— PROBLEM DESCRIPTION —
Return, from the material below, each line in which the word "previous" is present.
[[ SUPPLIED DATA open ]]
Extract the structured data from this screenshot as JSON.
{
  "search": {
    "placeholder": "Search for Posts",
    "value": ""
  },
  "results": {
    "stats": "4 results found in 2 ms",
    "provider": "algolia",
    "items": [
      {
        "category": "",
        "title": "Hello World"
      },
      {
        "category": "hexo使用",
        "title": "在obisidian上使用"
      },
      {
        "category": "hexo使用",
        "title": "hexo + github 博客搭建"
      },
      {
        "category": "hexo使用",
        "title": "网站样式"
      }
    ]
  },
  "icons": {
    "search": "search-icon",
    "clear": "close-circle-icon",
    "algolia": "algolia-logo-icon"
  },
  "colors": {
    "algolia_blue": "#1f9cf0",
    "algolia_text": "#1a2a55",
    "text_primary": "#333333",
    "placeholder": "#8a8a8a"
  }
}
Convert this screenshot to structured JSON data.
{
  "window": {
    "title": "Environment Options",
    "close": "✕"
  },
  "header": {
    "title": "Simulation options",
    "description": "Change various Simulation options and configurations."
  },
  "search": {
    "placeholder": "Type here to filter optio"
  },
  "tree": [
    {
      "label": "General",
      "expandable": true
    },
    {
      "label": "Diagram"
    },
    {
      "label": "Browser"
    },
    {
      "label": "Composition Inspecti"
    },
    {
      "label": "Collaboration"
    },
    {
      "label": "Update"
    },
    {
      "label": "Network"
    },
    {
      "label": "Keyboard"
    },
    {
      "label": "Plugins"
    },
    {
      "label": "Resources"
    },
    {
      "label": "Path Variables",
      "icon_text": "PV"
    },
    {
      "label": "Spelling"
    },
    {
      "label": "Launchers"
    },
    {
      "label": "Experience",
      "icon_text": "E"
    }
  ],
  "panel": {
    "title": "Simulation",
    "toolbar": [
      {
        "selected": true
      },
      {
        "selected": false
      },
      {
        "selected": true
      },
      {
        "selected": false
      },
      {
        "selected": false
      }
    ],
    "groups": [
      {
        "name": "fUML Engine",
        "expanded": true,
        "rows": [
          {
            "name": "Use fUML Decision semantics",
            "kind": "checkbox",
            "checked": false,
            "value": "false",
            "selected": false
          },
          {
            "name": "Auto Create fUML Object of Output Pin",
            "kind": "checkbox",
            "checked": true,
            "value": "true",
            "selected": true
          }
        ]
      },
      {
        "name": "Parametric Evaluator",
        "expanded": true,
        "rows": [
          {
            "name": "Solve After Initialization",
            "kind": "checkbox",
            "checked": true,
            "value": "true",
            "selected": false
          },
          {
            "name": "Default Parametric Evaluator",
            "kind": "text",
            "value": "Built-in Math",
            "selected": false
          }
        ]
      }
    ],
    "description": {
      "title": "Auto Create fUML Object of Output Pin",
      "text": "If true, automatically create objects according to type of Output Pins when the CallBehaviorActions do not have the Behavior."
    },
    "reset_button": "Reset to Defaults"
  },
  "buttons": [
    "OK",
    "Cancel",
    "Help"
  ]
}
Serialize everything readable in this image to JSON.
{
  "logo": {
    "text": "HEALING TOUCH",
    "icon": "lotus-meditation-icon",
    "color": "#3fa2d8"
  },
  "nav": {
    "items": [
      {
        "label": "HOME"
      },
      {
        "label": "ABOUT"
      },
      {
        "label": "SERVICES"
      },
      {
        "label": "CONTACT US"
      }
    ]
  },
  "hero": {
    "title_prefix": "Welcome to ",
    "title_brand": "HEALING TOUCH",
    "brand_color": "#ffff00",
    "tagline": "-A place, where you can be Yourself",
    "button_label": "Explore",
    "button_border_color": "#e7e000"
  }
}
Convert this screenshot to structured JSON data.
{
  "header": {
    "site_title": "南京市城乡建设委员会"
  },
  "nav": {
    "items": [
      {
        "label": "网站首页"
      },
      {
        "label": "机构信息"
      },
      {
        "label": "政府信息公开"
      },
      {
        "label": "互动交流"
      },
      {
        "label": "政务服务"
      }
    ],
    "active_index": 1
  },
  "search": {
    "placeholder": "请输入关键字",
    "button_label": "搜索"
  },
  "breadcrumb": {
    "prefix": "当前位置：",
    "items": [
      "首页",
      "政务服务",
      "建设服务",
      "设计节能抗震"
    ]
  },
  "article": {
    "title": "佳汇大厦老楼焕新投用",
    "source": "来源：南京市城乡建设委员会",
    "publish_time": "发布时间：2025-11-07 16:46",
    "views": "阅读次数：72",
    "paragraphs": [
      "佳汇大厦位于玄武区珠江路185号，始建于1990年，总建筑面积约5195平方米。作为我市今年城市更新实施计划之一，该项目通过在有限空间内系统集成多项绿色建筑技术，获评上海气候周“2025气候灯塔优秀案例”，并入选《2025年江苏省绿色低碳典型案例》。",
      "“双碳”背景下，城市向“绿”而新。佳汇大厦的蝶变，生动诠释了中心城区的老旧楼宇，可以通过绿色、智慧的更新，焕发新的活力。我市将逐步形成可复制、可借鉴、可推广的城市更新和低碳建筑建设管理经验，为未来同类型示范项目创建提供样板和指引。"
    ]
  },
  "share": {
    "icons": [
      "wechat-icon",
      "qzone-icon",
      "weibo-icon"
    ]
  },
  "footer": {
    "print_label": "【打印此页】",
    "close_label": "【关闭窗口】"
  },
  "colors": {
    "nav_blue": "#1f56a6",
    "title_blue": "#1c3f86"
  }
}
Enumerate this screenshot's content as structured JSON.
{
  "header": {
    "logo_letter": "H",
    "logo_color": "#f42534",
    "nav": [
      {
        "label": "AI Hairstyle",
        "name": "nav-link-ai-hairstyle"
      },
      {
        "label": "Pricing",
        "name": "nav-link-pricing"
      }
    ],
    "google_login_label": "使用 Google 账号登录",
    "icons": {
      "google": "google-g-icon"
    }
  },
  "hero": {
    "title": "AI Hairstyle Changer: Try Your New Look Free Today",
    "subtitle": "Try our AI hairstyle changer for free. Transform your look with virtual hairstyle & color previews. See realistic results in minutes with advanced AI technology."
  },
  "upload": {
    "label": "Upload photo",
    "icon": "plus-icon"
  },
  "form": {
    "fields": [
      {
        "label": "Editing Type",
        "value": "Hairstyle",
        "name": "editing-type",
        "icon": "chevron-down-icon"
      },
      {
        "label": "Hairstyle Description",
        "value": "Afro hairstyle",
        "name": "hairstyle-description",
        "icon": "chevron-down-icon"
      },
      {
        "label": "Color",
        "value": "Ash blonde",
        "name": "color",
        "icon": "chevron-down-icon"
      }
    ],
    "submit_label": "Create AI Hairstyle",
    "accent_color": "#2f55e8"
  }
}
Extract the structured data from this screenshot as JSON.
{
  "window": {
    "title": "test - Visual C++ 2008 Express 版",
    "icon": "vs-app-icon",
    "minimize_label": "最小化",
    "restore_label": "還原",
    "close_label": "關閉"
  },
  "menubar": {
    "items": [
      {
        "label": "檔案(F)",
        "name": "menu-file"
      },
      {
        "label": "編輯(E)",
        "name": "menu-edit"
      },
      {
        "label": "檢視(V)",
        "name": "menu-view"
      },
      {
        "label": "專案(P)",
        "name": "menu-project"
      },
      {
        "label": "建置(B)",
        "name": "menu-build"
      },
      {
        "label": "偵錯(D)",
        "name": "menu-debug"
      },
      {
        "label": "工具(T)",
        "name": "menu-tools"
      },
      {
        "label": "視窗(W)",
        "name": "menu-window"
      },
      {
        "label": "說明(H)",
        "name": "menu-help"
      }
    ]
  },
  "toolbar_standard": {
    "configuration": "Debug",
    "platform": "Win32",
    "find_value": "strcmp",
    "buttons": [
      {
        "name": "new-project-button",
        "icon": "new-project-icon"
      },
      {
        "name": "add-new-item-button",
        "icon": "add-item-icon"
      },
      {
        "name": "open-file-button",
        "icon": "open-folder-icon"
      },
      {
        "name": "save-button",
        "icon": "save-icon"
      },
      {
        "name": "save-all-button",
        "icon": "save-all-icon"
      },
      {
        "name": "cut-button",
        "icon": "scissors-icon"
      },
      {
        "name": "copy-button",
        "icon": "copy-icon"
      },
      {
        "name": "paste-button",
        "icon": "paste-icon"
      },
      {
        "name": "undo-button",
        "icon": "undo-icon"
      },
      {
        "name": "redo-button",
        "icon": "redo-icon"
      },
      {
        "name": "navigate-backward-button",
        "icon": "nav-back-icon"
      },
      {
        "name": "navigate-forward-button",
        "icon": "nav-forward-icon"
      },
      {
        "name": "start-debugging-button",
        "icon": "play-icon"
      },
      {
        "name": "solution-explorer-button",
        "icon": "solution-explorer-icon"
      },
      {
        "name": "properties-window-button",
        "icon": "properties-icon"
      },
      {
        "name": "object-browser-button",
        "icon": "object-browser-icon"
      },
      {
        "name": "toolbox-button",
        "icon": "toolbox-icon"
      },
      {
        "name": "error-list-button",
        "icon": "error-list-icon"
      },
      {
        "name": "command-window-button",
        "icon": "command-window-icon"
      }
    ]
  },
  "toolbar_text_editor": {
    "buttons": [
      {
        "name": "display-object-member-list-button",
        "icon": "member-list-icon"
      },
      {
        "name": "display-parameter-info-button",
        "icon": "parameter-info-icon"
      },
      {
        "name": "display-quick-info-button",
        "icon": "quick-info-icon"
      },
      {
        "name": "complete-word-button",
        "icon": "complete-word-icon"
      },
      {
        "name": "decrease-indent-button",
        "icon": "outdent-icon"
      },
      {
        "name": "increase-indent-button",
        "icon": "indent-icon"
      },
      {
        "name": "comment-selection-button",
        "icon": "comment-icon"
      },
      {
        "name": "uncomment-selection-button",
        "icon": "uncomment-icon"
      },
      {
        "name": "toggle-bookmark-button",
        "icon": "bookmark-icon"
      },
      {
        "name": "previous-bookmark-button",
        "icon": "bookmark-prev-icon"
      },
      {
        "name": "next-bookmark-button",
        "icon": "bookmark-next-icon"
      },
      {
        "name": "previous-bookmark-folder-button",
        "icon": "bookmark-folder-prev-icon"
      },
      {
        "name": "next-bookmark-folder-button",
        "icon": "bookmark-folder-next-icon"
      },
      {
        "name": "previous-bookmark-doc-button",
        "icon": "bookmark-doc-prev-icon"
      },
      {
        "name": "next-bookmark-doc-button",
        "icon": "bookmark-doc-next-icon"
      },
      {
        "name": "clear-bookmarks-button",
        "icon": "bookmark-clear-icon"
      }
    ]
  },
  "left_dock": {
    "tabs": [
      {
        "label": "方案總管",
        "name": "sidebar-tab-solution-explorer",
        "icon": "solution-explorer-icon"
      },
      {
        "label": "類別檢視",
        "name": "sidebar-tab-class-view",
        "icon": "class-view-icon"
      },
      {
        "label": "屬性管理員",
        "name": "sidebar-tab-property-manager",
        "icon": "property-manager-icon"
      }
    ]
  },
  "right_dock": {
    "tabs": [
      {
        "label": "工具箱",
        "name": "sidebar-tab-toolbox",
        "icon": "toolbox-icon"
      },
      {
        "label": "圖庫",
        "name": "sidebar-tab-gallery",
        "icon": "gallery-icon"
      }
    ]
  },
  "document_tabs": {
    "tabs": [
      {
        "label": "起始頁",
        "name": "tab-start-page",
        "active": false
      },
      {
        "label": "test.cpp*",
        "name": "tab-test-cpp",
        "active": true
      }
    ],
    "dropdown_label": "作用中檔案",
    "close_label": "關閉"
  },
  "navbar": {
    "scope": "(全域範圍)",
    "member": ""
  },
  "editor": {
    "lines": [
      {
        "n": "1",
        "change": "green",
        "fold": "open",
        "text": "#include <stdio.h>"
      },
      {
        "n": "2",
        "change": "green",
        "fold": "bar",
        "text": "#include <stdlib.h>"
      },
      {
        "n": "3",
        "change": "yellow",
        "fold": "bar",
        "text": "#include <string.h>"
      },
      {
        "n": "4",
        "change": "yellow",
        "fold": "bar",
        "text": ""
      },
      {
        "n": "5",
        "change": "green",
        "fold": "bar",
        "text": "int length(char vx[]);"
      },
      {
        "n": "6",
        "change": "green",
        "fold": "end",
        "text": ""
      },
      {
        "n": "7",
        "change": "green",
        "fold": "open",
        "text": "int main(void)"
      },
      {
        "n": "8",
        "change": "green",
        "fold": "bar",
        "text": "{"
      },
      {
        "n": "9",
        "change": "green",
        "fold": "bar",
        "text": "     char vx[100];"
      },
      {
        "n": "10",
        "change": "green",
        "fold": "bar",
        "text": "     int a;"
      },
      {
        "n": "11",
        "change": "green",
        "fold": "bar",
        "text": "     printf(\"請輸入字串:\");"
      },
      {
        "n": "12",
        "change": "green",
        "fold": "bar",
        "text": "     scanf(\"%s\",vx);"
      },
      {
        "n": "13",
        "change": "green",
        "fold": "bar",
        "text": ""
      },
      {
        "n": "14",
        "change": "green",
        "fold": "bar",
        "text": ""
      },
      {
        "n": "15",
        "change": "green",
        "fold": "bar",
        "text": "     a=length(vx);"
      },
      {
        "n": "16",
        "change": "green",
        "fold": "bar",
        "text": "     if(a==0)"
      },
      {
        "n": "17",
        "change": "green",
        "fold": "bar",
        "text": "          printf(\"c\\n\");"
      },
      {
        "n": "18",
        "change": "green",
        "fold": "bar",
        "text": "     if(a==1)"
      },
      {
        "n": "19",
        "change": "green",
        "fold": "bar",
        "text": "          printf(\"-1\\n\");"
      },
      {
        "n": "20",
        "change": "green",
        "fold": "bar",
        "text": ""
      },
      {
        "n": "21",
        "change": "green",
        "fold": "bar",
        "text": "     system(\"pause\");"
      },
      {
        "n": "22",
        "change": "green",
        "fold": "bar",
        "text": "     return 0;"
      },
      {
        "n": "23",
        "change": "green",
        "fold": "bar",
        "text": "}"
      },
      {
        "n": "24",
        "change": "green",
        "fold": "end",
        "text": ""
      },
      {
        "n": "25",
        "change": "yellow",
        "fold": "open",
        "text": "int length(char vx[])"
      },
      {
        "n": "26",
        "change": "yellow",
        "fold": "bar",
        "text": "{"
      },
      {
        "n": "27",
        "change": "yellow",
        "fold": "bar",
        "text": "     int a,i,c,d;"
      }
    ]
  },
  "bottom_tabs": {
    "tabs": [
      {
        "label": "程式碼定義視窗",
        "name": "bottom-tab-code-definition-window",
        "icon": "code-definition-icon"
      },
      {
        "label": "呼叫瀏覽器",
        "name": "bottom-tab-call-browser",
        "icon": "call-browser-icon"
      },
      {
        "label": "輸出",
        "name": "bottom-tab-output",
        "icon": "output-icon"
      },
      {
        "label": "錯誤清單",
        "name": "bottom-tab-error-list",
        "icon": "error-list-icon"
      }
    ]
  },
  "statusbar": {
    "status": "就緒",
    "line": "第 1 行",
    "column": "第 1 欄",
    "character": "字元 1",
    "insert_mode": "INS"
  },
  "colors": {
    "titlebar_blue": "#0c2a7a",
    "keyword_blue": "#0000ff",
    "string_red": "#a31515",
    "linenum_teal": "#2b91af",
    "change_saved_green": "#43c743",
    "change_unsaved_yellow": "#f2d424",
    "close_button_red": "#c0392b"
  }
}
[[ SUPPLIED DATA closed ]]
— YOUR SOLUTION —
        "name": "previous-bookmark-button",
        "name": "previous-bookmark-folder-button",
        "name": "previous-bookmark-doc-button",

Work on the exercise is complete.